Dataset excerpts
::::

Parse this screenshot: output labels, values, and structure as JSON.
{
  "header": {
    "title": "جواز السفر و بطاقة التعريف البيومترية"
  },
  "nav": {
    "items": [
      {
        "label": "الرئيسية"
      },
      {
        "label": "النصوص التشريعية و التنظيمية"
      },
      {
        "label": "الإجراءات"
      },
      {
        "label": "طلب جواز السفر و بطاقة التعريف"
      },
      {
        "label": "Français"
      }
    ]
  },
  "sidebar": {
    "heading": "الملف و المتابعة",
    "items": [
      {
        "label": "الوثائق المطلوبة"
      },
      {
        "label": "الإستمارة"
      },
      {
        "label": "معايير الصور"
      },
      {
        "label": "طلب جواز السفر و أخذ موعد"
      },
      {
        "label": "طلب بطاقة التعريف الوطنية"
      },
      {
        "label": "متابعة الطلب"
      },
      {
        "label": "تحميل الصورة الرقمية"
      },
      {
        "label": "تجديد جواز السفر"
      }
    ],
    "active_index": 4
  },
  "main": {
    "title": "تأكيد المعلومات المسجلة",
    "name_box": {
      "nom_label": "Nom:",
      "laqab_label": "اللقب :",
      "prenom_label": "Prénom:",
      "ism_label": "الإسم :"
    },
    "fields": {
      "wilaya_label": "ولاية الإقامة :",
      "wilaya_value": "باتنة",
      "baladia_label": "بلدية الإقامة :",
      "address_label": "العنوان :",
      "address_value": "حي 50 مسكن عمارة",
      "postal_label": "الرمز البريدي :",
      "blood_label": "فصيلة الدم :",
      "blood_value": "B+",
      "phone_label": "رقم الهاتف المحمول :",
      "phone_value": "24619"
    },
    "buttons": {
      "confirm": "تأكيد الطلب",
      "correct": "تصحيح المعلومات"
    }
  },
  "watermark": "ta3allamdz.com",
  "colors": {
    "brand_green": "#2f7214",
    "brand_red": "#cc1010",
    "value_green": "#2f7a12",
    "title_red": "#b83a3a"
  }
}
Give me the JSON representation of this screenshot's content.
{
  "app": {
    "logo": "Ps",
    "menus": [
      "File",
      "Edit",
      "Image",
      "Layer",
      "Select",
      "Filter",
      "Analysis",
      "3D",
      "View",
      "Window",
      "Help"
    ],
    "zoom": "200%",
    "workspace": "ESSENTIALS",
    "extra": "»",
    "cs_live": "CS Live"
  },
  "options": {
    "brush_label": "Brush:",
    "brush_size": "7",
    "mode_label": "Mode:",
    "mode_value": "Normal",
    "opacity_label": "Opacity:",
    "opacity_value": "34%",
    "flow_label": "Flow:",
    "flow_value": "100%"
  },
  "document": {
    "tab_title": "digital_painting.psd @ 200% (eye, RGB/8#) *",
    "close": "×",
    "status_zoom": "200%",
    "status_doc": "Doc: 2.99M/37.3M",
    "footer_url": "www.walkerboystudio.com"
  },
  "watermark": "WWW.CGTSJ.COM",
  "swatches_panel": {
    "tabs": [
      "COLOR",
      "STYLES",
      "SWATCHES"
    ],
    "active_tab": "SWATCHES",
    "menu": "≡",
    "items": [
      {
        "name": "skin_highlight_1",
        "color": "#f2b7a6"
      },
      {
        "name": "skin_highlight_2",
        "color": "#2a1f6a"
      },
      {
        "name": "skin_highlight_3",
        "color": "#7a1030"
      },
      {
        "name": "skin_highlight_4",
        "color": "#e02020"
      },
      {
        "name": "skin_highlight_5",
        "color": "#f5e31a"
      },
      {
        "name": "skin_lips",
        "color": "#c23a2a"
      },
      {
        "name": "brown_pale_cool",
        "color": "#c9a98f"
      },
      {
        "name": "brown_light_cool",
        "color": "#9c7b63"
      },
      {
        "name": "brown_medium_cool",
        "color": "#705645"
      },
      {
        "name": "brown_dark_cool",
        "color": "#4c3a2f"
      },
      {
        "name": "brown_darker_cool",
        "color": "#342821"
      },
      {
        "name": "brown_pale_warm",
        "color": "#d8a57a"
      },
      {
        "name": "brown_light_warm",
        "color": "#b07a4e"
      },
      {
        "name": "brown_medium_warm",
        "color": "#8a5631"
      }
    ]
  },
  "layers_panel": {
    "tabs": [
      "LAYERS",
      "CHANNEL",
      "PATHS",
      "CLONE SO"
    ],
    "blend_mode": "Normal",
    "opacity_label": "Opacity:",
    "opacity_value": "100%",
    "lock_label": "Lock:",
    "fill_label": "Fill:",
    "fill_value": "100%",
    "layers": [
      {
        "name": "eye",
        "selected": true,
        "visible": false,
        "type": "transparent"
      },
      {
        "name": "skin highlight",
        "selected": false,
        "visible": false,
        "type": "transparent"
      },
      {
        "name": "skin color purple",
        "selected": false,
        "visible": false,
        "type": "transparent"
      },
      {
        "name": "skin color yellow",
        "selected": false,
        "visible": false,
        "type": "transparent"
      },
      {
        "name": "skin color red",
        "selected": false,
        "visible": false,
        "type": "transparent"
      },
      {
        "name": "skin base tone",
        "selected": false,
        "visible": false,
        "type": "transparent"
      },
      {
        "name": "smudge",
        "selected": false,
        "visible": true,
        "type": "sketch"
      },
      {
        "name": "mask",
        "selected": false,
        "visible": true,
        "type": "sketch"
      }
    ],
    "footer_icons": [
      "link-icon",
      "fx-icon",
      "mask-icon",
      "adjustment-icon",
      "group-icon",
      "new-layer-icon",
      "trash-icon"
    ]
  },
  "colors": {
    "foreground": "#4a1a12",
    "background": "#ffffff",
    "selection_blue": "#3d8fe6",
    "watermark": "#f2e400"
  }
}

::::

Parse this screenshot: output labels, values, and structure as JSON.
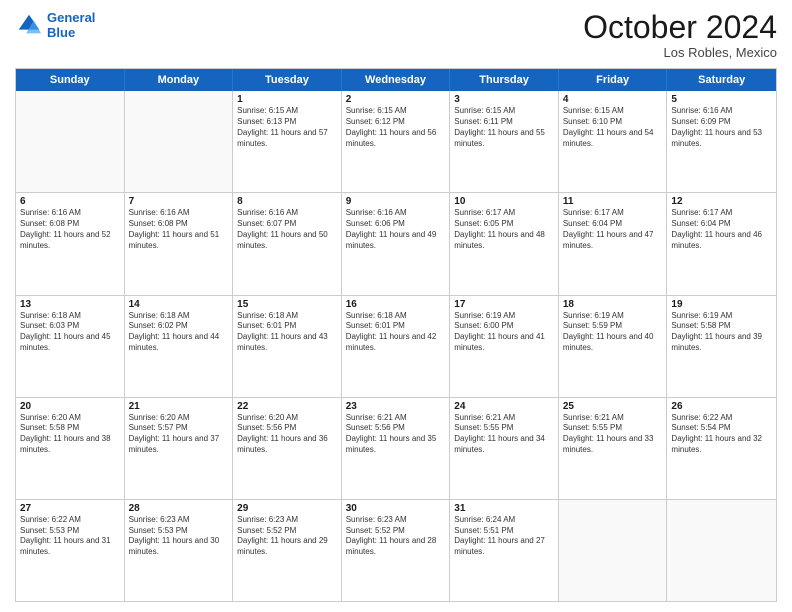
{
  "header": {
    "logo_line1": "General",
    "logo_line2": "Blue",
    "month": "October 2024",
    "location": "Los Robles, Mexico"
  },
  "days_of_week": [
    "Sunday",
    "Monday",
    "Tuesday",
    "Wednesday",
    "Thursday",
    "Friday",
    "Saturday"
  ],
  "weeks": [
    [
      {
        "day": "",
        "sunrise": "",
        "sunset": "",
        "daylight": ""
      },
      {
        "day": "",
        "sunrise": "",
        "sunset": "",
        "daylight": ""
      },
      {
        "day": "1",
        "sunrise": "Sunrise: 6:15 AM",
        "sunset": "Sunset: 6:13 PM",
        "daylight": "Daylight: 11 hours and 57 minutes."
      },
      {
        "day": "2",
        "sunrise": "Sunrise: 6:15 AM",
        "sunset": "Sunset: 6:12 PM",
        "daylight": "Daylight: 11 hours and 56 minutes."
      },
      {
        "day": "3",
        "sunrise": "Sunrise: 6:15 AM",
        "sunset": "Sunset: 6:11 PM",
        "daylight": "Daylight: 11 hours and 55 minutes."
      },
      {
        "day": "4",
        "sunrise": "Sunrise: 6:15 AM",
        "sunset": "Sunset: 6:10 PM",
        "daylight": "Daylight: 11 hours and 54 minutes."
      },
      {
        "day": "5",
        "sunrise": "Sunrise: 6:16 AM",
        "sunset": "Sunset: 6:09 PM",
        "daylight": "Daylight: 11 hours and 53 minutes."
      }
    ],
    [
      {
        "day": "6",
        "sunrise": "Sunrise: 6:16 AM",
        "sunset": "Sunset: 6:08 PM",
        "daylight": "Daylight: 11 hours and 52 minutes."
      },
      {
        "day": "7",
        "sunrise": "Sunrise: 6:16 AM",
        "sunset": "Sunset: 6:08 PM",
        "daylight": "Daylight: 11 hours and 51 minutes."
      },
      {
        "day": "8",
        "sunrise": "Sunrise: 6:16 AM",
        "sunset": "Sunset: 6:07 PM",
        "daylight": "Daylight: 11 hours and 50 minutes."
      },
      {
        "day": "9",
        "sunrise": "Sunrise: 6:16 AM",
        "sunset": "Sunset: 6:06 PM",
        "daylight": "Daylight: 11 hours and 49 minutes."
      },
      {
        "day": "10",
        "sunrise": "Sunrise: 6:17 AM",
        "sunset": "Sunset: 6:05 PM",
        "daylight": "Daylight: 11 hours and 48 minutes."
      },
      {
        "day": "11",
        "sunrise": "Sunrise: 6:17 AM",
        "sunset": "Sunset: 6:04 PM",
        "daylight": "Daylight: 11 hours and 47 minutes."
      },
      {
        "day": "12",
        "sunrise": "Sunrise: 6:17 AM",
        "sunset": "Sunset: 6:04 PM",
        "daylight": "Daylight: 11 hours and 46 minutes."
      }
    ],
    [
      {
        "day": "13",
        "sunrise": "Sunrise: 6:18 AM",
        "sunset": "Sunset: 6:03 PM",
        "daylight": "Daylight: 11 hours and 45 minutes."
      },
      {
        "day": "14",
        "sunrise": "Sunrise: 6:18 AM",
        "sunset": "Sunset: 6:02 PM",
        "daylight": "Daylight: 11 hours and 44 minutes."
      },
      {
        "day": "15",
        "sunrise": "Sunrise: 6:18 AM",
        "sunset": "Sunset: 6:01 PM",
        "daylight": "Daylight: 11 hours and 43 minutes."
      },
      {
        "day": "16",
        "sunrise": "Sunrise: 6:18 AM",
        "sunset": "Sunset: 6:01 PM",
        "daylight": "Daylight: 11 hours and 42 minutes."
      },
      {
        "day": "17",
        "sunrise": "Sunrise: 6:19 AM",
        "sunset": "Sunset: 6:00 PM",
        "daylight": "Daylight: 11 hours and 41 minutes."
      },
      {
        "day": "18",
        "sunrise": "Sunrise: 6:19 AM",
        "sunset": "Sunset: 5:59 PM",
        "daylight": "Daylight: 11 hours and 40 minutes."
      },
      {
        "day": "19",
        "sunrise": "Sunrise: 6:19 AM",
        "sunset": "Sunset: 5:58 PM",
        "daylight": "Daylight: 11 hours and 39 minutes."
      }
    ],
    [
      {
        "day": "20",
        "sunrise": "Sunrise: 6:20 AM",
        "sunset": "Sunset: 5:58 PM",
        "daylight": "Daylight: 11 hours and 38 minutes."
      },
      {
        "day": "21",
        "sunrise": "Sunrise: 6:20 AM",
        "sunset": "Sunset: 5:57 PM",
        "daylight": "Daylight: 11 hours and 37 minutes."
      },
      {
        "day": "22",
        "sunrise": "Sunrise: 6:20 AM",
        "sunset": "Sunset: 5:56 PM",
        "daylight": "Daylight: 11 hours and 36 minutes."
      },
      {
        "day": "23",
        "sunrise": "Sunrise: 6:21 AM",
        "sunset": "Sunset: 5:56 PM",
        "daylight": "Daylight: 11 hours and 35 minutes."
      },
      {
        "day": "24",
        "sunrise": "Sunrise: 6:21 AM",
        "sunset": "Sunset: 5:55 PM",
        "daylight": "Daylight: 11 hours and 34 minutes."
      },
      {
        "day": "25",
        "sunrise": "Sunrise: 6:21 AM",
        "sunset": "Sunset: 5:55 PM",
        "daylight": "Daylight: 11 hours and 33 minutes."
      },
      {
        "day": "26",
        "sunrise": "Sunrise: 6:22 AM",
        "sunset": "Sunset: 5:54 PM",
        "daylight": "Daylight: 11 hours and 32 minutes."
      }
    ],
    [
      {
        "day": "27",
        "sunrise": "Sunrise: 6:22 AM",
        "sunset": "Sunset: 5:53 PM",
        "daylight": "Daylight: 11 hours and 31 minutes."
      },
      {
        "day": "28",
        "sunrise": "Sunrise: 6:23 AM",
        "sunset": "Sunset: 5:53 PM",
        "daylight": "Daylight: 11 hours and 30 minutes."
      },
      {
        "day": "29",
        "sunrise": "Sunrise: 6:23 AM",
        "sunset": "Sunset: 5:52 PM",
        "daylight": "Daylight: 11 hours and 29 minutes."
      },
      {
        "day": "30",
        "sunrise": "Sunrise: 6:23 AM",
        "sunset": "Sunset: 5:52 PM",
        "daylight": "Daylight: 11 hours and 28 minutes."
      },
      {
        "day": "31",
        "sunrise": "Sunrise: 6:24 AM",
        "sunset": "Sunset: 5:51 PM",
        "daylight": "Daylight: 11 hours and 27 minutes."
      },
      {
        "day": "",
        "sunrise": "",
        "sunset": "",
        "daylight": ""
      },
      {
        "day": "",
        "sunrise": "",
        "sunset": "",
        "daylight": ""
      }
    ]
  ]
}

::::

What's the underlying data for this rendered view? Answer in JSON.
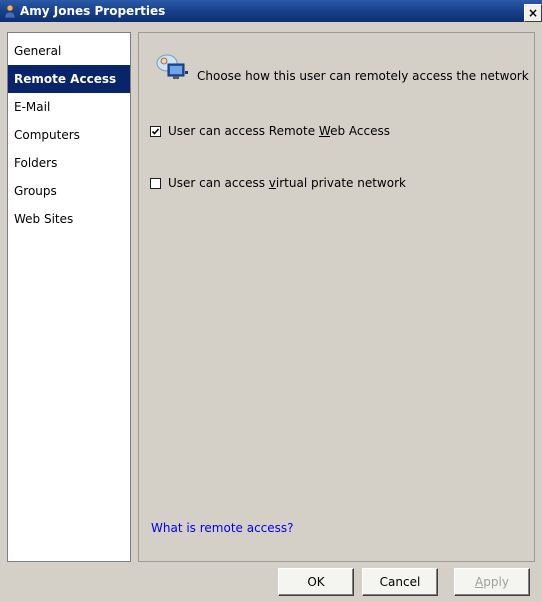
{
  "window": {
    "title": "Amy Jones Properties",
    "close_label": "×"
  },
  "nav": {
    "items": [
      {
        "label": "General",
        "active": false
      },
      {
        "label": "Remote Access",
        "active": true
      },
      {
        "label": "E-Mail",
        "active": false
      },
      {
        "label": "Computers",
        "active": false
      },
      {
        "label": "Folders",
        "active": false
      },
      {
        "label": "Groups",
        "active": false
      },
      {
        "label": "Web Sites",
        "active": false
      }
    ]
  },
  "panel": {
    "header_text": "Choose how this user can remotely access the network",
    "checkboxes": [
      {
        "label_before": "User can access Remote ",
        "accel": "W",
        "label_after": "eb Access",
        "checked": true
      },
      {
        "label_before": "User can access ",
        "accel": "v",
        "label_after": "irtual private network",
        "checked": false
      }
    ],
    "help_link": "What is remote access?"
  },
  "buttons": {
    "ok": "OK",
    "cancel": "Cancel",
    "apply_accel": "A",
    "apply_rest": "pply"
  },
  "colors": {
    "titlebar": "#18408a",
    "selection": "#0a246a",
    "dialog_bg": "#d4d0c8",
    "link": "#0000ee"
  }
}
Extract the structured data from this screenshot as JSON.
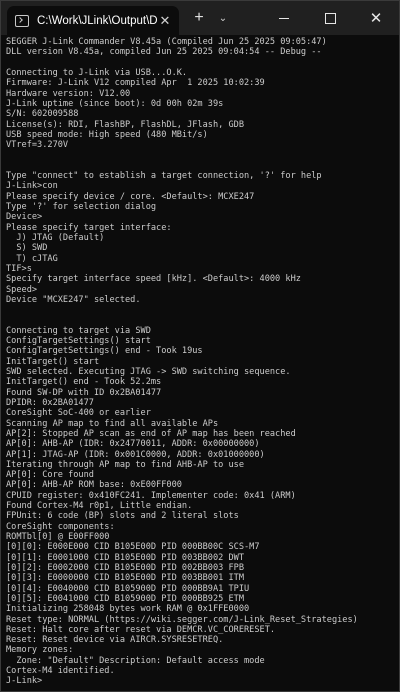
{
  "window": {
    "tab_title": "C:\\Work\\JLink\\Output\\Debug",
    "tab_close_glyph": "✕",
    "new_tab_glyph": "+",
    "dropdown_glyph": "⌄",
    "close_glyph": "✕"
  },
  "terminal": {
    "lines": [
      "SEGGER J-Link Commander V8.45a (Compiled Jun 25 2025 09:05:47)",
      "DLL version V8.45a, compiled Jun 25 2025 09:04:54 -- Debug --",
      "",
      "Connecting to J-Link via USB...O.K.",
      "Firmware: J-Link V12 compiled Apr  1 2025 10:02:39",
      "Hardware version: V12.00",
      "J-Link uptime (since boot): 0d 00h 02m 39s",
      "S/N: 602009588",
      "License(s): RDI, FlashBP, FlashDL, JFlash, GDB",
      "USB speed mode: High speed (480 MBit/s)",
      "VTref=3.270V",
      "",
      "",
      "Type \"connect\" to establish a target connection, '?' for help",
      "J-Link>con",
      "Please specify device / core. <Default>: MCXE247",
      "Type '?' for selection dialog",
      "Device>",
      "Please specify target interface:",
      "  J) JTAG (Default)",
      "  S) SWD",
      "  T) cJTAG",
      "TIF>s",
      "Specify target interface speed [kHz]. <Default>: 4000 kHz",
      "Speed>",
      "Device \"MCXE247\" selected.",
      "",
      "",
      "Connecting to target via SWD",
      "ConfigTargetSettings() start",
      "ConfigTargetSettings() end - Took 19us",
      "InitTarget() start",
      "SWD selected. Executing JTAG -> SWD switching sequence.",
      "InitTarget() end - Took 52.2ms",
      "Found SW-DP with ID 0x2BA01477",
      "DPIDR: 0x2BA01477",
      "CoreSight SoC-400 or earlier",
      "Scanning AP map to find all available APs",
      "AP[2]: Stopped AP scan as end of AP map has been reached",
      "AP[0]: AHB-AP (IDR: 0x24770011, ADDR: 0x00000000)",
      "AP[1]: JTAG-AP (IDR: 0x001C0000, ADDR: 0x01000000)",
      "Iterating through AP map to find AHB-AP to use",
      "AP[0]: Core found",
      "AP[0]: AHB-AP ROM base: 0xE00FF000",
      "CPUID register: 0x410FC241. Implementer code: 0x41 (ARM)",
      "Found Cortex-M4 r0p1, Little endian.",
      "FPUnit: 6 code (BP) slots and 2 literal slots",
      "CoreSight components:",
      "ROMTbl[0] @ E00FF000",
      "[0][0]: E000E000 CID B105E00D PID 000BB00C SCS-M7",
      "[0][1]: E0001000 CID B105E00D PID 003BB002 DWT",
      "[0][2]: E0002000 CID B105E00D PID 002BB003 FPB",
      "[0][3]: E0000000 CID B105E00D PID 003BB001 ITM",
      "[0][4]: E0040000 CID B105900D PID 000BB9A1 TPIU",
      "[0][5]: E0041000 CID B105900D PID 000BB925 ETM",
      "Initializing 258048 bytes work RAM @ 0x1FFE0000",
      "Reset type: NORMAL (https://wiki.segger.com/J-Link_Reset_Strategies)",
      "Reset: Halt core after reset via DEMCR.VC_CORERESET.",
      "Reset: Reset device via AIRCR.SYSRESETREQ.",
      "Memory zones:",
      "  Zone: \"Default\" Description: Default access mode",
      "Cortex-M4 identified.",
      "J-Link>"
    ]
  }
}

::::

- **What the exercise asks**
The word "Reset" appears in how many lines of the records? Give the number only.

- **The answer**
3